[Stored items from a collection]
☆ ☆ ☆ ☆
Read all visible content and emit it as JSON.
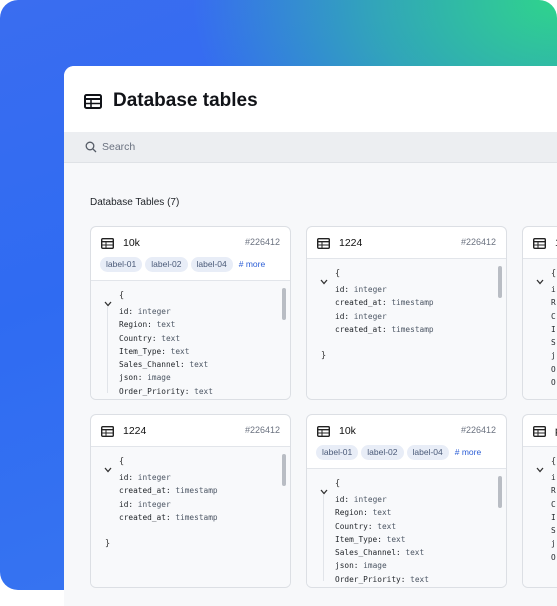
{
  "header": {
    "title": "Database tables"
  },
  "search": {
    "placeholder": "Search"
  },
  "section": {
    "title": "Database Tables (7)"
  },
  "cards": [
    {
      "name": "10k",
      "id": "#226412",
      "labels": [
        "label-01",
        "label-02",
        "label-04"
      ],
      "more": "# more",
      "fields": [
        {
          "k": "id:",
          "v": "integer"
        },
        {
          "k": "Region:",
          "v": "text"
        },
        {
          "k": "Country:",
          "v": "text"
        },
        {
          "k": "Item_Type:",
          "v": "text"
        },
        {
          "k": "Sales_Channel:",
          "v": "text"
        },
        {
          "k": "json:",
          "v": "image"
        },
        {
          "k": "Order_Priority:",
          "v": "text"
        }
      ]
    },
    {
      "name": "1224",
      "id": "#226412",
      "fields": [
        {
          "k": "id:",
          "v": "integer"
        },
        {
          "k": "created_at:",
          "v": "timestamp"
        },
        {
          "k": "id:",
          "v": "integer"
        },
        {
          "k": "created_at:",
          "v": "timestamp"
        }
      ]
    },
    {
      "name": "1224",
      "id": "#226412",
      "fields": [
        {
          "k": "id:",
          "v": "integer"
        },
        {
          "k": "created_at:",
          "v": "timestamp"
        },
        {
          "k": "id:",
          "v": "integer"
        },
        {
          "k": "created_at:",
          "v": "timestamp"
        }
      ]
    },
    {
      "name": "10k",
      "id": "#226412",
      "labels": [
        "label-01",
        "label-02",
        "label-04"
      ],
      "more": "# more",
      "fields": [
        {
          "k": "id:",
          "v": "integer"
        },
        {
          "k": "Region:",
          "v": "text"
        },
        {
          "k": "Country:",
          "v": "text"
        },
        {
          "k": "Item_Type:",
          "v": "text"
        },
        {
          "k": "Sales_Channel:",
          "v": "text"
        },
        {
          "k": "json:",
          "v": "image"
        },
        {
          "k": "Order_Priority:",
          "v": "text"
        }
      ]
    }
  ],
  "partial_cards": [
    {
      "name": "1",
      "initials": [
        "i",
        "R",
        "C",
        "I",
        "S",
        "j",
        "O",
        "O"
      ]
    },
    {
      "name": "p",
      "initials": [
        "i",
        "R",
        "C",
        "I",
        "S",
        "j",
        "O"
      ]
    }
  ],
  "glyphs": {
    "brace_open": "{",
    "brace_close": "}"
  },
  "colors": {
    "accent": "#2d5fd6",
    "gradient_blue": "#2f6bf2",
    "gradient_green": "#2fd48c"
  }
}
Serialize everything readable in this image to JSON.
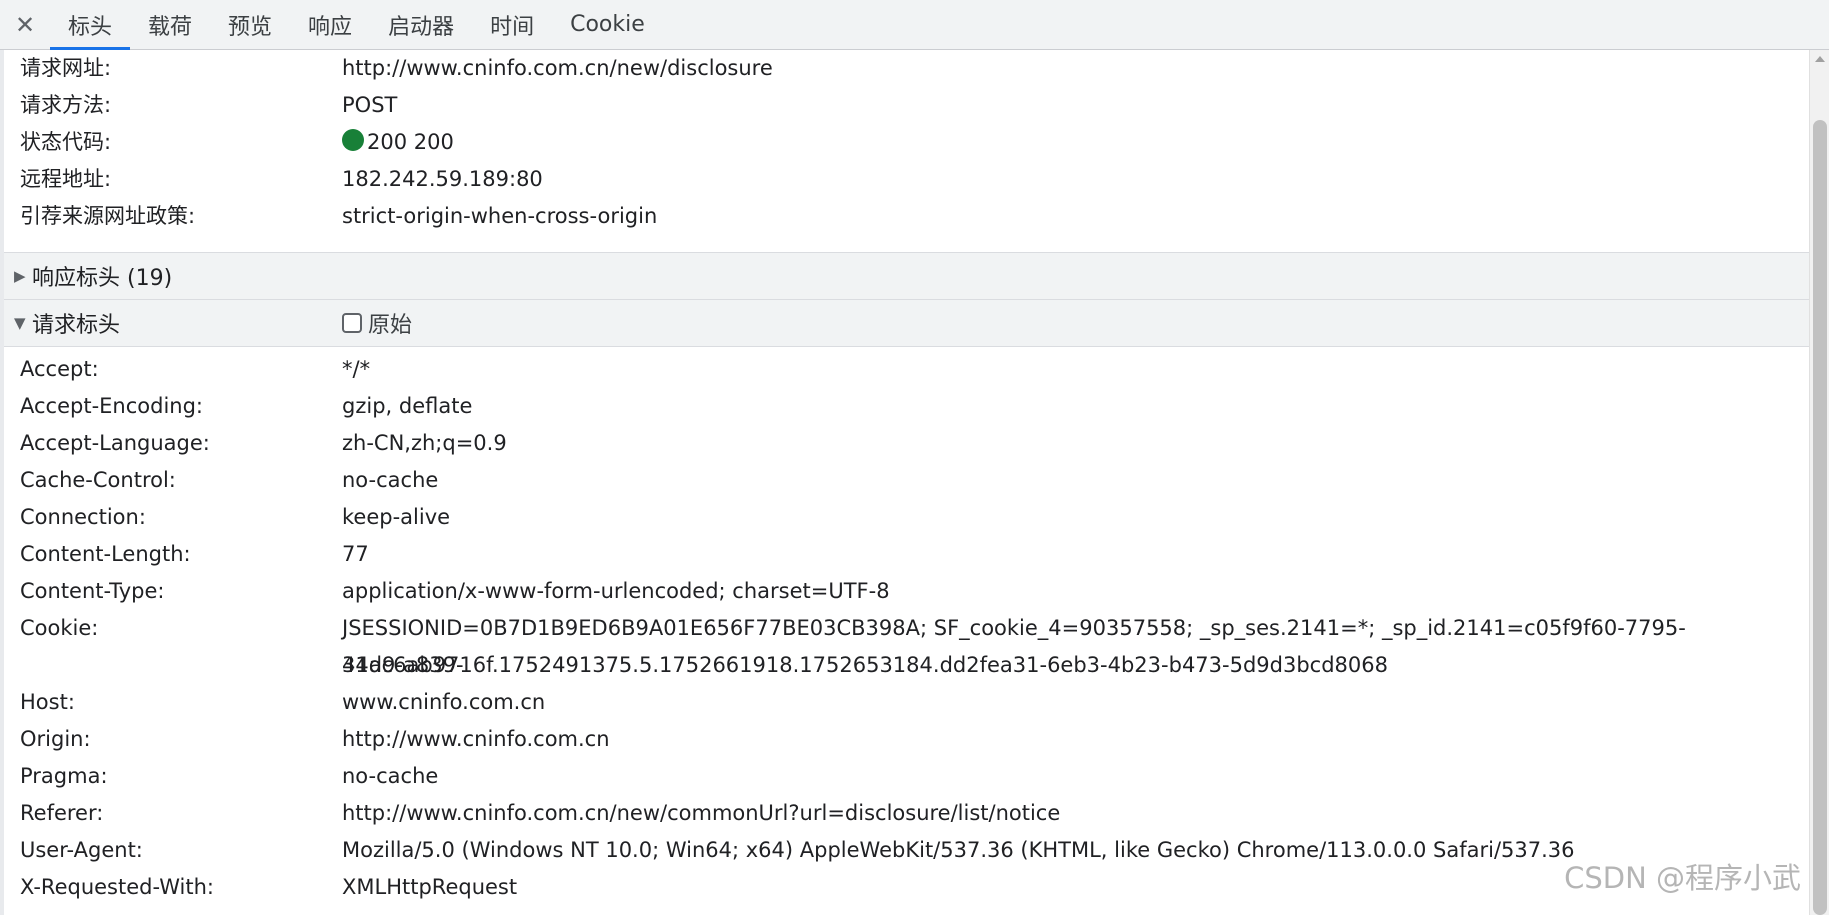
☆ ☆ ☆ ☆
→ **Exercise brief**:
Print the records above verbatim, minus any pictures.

→ **Solution for this problem**:
Read all visible content and emit it as JSON.
{
  "header": {
    "title": "Database tables"
  },
  "search": {
    "placeholder": "Search"
  },
  "section": {
    "title": "Database Tables (7)"
  },
  "cards": [
    {
      "name": "10k",
      "id": "#226412",
      "labels": [
        "label-01",
        "label-02",
        "label-04"
      ],
      "more": "# more",
      "fields": [
        {
          "k": "id:",
          "v": "integer"
        },
        {
          "k": "Region:",
          "v": "text"
        },
        {
          "k": "Country:",
          "v": "text"
        },
        {
          "k": "Item_Type:",
          "v": "text"
        },
        {
          "k": "Sales_Channel:",
          "v": "text"
        },
        {
          "k": "json:",
          "v": "image"
        },
        {
          "k": "Order_Priority:",
          "v": "text"
        }
      ]
    },
    {
      "name": "1224",
      "id": "#226412",
      "fields": [
        {
          "k": "id:",
          "v": "integer"
        },
        {
          "k": "created_at:",
          "v": "timestamp"
        },
        {
          "k": "id:",
          "v": "integer"
        },
        {
          "k": "created_at:",
          "v": "timestamp"
        }
      ]
    },
    {
      "name": "1224",
      "id": "#226412",
      "fields": [
        {
          "k": "id:",
          "v": "integer"
        },
        {
          "k": "created_at:",
          "v": "timestamp"
        },
        {
          "k": "id:",
          "v": "integer"
        },
        {
          "k": "created_at:",
          "v": "timestamp"
        }
      ]
    },
    {
      "name": "10k",
      "id": "#226412",
      "labels": [
        "label-01",
        "label-02",
        "label-04"
      ],
      "more": "# more",
      "fields": [
        {
          "k": "id:",
          "v": "integer"
        },
        {
          "k": "Region:",
          "v": "text"
        },
        {
          "k": "Country:",
          "v": "text"
        },
        {
          "k": "Item_Type:",
          "v": "text"
        },
        {
          "k": "Sales_Channel:",
          "v": "text"
        },
        {
          "k": "json:",
          "v": "image"
        },
        {
          "k": "Order_Priority:",
          "v": "text"
        }
      ]
    }
  ],
  "partial_cards": [
    {
      "name": "1",
      "initials": [
        "i",
        "R",
        "C",
        "I",
        "S",
        "j",
        "O",
        "O"
      ]
    },
    {
      "name": "p",
      "initials": [
        "i",
        "R",
        "C",
        "I",
        "S",
        "j",
        "O"
      ]
    }
  ],
  "glyphs": {
    "brace_open": "{",
    "brace_close": "}"
  },
  "colors": {
    "accent": "#2d5fd6",
    "gradient_blue": "#2f6bf2",
    "gradient_green": "#2fd48c"
  }
}
Serialize everything readable in this image to JSON.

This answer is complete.